Introduction: This study reports the first clinical series using the TAS device in a feasibility study of endoscopic polypectomy as an alternative to laparoscopic colectomy (LC) for endoscopically unresectable polyps. TAS is a novel T-tag system for endoscopic placement of sutures which facilitates closure of larger defects from advanced endolumenal or translumenal endoscopic procedures. Such novel instrumentation may reduce patient risk and accelerate recovery.
Methods: After IRB approval, patients with endoscopically unresectable polyps who would otherwise require LC were enrolled. The polyp site was visualized by colonoscopy and resected with laparoscopic assistance, if necessary taking some muscularis during endoscopic mucosal resection (EMR) or submucosal dissection. After confirming benign disease by frozen section, the polypectomy site was closed by TAS (Ethicon Endo-Surgery) under laparoscopic control to avoid injury to surrounding structures. Check colonoscopy was done at 3 months.
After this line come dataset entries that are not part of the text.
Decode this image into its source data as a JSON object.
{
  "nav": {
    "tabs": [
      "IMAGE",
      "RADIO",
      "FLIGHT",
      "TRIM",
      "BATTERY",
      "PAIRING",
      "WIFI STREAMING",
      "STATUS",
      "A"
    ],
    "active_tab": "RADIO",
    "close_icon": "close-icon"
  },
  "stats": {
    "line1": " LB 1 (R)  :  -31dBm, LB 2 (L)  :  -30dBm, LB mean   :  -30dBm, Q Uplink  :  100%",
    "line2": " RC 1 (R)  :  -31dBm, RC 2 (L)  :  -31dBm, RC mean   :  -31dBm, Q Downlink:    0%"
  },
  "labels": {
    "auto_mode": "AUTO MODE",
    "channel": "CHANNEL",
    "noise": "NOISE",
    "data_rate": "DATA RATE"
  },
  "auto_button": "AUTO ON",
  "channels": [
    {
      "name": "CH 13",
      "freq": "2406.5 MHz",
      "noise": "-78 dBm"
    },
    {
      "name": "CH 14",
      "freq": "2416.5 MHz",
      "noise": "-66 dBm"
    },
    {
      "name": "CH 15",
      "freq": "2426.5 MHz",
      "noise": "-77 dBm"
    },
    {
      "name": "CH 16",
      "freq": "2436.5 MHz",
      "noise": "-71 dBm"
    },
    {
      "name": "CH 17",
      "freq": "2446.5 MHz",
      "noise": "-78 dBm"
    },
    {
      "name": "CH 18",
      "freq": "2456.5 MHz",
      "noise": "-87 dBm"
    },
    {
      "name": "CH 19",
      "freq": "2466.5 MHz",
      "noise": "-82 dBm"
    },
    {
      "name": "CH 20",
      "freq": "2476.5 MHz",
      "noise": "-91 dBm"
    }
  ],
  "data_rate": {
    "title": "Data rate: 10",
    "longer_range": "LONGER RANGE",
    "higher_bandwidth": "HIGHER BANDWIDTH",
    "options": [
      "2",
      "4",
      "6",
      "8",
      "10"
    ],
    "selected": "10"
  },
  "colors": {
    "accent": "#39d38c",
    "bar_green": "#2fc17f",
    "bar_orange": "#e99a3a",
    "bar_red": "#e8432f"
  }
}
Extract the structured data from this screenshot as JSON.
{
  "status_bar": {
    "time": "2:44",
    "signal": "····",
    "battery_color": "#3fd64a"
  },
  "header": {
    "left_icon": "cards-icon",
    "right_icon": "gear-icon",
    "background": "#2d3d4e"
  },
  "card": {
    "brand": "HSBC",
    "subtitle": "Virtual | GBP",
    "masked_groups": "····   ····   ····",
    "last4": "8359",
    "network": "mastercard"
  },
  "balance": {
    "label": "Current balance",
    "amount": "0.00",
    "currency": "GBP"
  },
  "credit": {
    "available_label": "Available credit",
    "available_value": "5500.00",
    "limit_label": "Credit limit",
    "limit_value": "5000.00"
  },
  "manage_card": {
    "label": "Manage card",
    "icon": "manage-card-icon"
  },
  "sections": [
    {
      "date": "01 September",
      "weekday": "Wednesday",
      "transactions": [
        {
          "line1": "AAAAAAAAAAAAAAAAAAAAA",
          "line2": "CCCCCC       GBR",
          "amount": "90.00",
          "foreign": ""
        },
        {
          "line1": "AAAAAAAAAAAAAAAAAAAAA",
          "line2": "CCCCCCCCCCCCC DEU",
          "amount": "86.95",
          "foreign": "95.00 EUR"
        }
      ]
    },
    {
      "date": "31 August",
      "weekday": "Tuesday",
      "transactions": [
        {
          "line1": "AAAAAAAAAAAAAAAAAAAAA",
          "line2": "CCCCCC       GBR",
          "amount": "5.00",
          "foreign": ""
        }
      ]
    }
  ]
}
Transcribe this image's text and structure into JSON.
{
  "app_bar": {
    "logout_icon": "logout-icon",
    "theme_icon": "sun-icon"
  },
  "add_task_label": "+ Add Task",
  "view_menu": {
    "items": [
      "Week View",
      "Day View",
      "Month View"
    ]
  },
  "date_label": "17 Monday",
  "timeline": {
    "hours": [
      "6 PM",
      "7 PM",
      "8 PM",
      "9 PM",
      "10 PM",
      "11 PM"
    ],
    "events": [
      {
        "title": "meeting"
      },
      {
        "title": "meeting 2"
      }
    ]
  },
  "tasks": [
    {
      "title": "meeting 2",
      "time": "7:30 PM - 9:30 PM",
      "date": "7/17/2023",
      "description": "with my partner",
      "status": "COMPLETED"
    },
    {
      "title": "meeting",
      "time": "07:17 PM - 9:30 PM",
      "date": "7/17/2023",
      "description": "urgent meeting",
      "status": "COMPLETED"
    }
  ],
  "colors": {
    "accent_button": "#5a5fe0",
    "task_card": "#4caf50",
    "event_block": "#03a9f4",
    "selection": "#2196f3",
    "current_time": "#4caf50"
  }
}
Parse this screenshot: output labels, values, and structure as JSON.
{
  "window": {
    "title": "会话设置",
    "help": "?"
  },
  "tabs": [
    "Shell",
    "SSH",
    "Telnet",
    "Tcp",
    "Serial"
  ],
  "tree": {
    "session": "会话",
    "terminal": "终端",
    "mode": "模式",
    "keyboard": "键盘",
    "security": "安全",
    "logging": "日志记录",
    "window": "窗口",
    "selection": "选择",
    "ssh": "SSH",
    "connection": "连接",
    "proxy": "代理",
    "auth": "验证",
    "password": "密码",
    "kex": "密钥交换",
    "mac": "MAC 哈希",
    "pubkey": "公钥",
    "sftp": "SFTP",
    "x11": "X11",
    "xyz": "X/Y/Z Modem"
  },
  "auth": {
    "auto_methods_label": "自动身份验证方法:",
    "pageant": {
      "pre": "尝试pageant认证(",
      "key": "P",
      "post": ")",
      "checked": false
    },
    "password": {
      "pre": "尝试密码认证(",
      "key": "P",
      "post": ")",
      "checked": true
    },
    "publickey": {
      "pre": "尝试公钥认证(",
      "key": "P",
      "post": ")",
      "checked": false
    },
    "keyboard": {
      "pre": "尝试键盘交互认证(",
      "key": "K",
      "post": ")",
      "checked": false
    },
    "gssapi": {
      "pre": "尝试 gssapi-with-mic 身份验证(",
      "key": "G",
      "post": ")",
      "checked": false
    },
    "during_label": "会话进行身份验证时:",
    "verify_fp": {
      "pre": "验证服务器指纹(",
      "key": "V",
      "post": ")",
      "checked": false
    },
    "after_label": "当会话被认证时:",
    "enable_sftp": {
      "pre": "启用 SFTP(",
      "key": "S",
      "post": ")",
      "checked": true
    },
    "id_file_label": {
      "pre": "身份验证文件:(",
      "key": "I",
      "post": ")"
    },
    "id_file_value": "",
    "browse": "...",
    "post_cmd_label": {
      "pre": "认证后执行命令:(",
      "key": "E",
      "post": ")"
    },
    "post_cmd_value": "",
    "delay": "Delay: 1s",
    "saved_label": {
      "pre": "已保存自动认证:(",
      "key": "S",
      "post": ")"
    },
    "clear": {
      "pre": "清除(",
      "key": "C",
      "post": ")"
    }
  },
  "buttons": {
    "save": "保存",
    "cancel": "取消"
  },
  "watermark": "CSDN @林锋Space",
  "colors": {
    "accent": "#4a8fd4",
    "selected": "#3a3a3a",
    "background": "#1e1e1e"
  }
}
Results: Seven patients were recruited (five male; mean age 66 years). Polyps were from 20 to 50mm in diameter (mean 30mm), six were in the right colon, and three were on the mesenteric border of the bowel. Final pathology was benign in all cases. Mean EMR time was 29 minutes, mean time taken for TAS was 37 minutes, and mean total operative time was 129 minutes. Two TAS procedures required conversion to LC (one unresectable polyp and one device failure). Five TAS procedures were completed, with a mean hospital stay of 1.2 days, and no complications. Follow-up colonoscopy revealed complete healing in all cases, with no recurrence of polyp to the current time. One patient (initial 5cm sigmoid polyp) had a very mild asymptomatic stricture in the sigmoid colon.
Conclusion: This initial human experience demonstrates that TAS can be used safely in the colon under laparoscopic control. TAS permits safe closure of defects after endoscopic polypectomy of selected and otherwise unresectable polyps, thereby avoiding the need for LC, and permitting rapid recovery with short hospital stay.
Session: Podium Presentation
Program Number: S075